Teen Dating Violence Awareness month aims to identify abuse in relationships

Katherine Ranzenberger

It can start with something as simple as an off-hand comment about your hair. Then it turns into degrading the color of your shirt. From there, it can change to keeping you from spending time with your friends. It can even escalate to them hitting you.

But then he or she apologizes. You think your significant other has changed. Promises it won’t happen again are made.

But the little comments start coming again. It’s a vicious cycle, Kimberly Marsico said, and it’s one that even adults have a hard time getting out of.
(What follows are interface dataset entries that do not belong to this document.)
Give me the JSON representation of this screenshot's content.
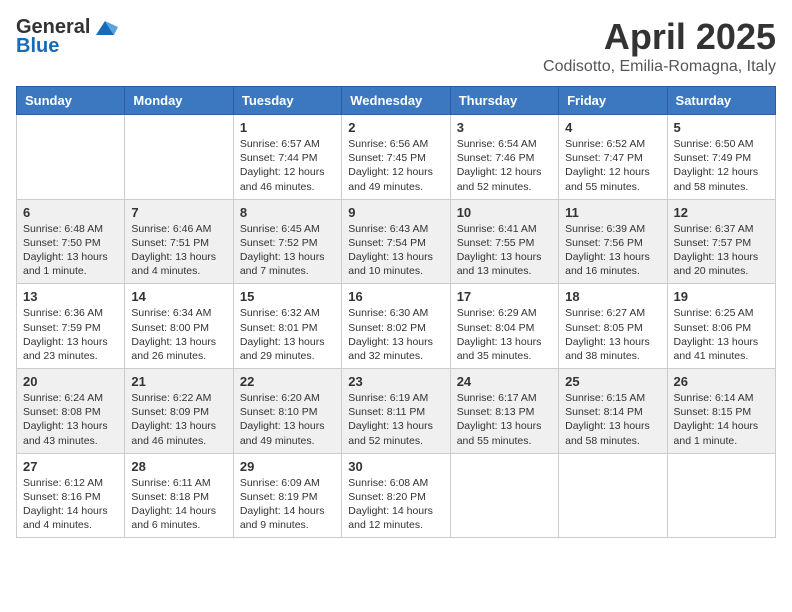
{
  "header": {
    "logo_general": "General",
    "logo_blue": "Blue",
    "month_title": "April 2025",
    "location": "Codisotto, Emilia-Romagna, Italy"
  },
  "weekdays": [
    "Sunday",
    "Monday",
    "Tuesday",
    "Wednesday",
    "Thursday",
    "Friday",
    "Saturday"
  ],
  "weeks": [
    [
      {
        "day": "",
        "info": ""
      },
      {
        "day": "",
        "info": ""
      },
      {
        "day": "1",
        "info": "Sunrise: 6:57 AM\nSunset: 7:44 PM\nDaylight: 12 hours\nand 46 minutes."
      },
      {
        "day": "2",
        "info": "Sunrise: 6:56 AM\nSunset: 7:45 PM\nDaylight: 12 hours\nand 49 minutes."
      },
      {
        "day": "3",
        "info": "Sunrise: 6:54 AM\nSunset: 7:46 PM\nDaylight: 12 hours\nand 52 minutes."
      },
      {
        "day": "4",
        "info": "Sunrise: 6:52 AM\nSunset: 7:47 PM\nDaylight: 12 hours\nand 55 minutes."
      },
      {
        "day": "5",
        "info": "Sunrise: 6:50 AM\nSunset: 7:49 PM\nDaylight: 12 hours\nand 58 minutes."
      }
    ],
    [
      {
        "day": "6",
        "info": "Sunrise: 6:48 AM\nSunset: 7:50 PM\nDaylight: 13 hours\nand 1 minute."
      },
      {
        "day": "7",
        "info": "Sunrise: 6:46 AM\nSunset: 7:51 PM\nDaylight: 13 hours\nand 4 minutes."
      },
      {
        "day": "8",
        "info": "Sunrise: 6:45 AM\nSunset: 7:52 PM\nDaylight: 13 hours\nand 7 minutes."
      },
      {
        "day": "9",
        "info": "Sunrise: 6:43 AM\nSunset: 7:54 PM\nDaylight: 13 hours\nand 10 minutes."
      },
      {
        "day": "10",
        "info": "Sunrise: 6:41 AM\nSunset: 7:55 PM\nDaylight: 13 hours\nand 13 minutes."
      },
      {
        "day": "11",
        "info": "Sunrise: 6:39 AM\nSunset: 7:56 PM\nDaylight: 13 hours\nand 16 minutes."
      },
      {
        "day": "12",
        "info": "Sunrise: 6:37 AM\nSunset: 7:57 PM\nDaylight: 13 hours\nand 20 minutes."
      }
    ],
    [
      {
        "day": "13",
        "info": "Sunrise: 6:36 AM\nSunset: 7:59 PM\nDaylight: 13 hours\nand 23 minutes."
      },
      {
        "day": "14",
        "info": "Sunrise: 6:34 AM\nSunset: 8:00 PM\nDaylight: 13 hours\nand 26 minutes."
      },
      {
        "day": "15",
        "info": "Sunrise: 6:32 AM\nSunset: 8:01 PM\nDaylight: 13 hours\nand 29 minutes."
      },
      {
        "day": "16",
        "info": "Sunrise: 6:30 AM\nSunset: 8:02 PM\nDaylight: 13 hours\nand 32 minutes."
      },
      {
        "day": "17",
        "info": "Sunrise: 6:29 AM\nSunset: 8:04 PM\nDaylight: 13 hours\nand 35 minutes."
      },
      {
        "day": "18",
        "info": "Sunrise: 6:27 AM\nSunset: 8:05 PM\nDaylight: 13 hours\nand 38 minutes."
      },
      {
        "day": "19",
        "info": "Sunrise: 6:25 AM\nSunset: 8:06 PM\nDaylight: 13 hours\nand 41 minutes."
      }
    ],
    [
      {
        "day": "20",
        "info": "Sunrise: 6:24 AM\nSunset: 8:08 PM\nDaylight: 13 hours\nand 43 minutes."
      },
      {
        "day": "21",
        "info": "Sunrise: 6:22 AM\nSunset: 8:09 PM\nDaylight: 13 hours\nand 46 minutes."
      },
      {
        "day": "22",
        "info": "Sunrise: 6:20 AM\nSunset: 8:10 PM\nDaylight: 13 hours\nand 49 minutes."
      },
      {
        "day": "23",
        "info": "Sunrise: 6:19 AM\nSunset: 8:11 PM\nDaylight: 13 hours\nand 52 minutes."
      },
      {
        "day": "24",
        "info": "Sunrise: 6:17 AM\nSunset: 8:13 PM\nDaylight: 13 hours\nand 55 minutes."
      },
      {
        "day": "25",
        "info": "Sunrise: 6:15 AM\nSunset: 8:14 PM\nDaylight: 13 hours\nand 58 minutes."
      },
      {
        "day": "26",
        "info": "Sunrise: 6:14 AM\nSunset: 8:15 PM\nDaylight: 14 hours\nand 1 minute."
      }
    ],
    [
      {
        "day": "27",
        "info": "Sunrise: 6:12 AM\nSunset: 8:16 PM\nDaylight: 14 hours\nand 4 minutes."
      },
      {
        "day": "28",
        "info": "Sunrise: 6:11 AM\nSunset: 8:18 PM\nDaylight: 14 hours\nand 6 minutes."
      },
      {
        "day": "29",
        "info": "Sunrise: 6:09 AM\nSunset: 8:19 PM\nDaylight: 14 hours\nand 9 minutes."
      },
      {
        "day": "30",
        "info": "Sunrise: 6:08 AM\nSunset: 8:20 PM\nDaylight: 14 hours\nand 12 minutes."
      },
      {
        "day": "",
        "info": ""
      },
      {
        "day": "",
        "info": ""
      },
      {
        "day": "",
        "info": ""
      }
    ]
  ]
}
“It is a problem,” Marsico, a counselor who specializes in teens and trauma, said. “It’s very prevalent. Young girls don’t know what the signs are for abusive and manipulative relationships.”

February is National Teen Dating Violence Awareness Month. While both men and women can be victims in abusive relationships, Marisco said she tends to see more girls in their teens as the victims rather than the aggressors.

Marsico Counseling Services owner Kimberly Marsico poses in her office Monday, Feb. 22, 2016. She specializes in teens and trauma. Bill Kalina photo

“A lot of girls think that’s OK (to be abused),” she said. “The girls I’ve worked with, it’s building their self-worth and their self-esteem. They think they can fix the boys, but they can’t because they need to fix themselves first.”

There are things parents can do to help, Marsico said.

“Open the lines of communication,"she said. "Discuss what abuse looks like. Talk to them about what a healthy relationship should look like.”

Sometimes abusers see similar relationships at home, she said. Educating teens and giving them examples of healthy relationships will help end the cycle of abuse.

Pennsylvania celebrated Teen Health Week at the end of January, but this is an issue that’s around all year, Marsico said.

Many resources for identifying and dealing with abusive relationships are out there. The Center for Disease Control has a guide for spreading awareness of teen dating violence.

“Dating violence can have a negative effect on health throughout life,” the guide reads. “Youth who are victims are more likely to experience symptoms of depression and anxiety, engage in unhealthy behaviors, like using tobacco, drugs and alcohol, or exhibit antisocial behaviors and think about suicide. Youth who are victims of dating violence in high school are at higher risk for victimization during college.”

LoveisRespect.org also has a quiz for identifying an abusive relationship, including how to identify emotional abuse. Marsico said it’s important for adults to be aware of the signs so they can help their kids.

“It’s such a big deal,” she said. “Sexual and physical abuse are awful. Emotional abuse stays with you forever. When girls and boys allow that to happen, it’s damaging. It carries over to the next relationship and into other parts of their life.”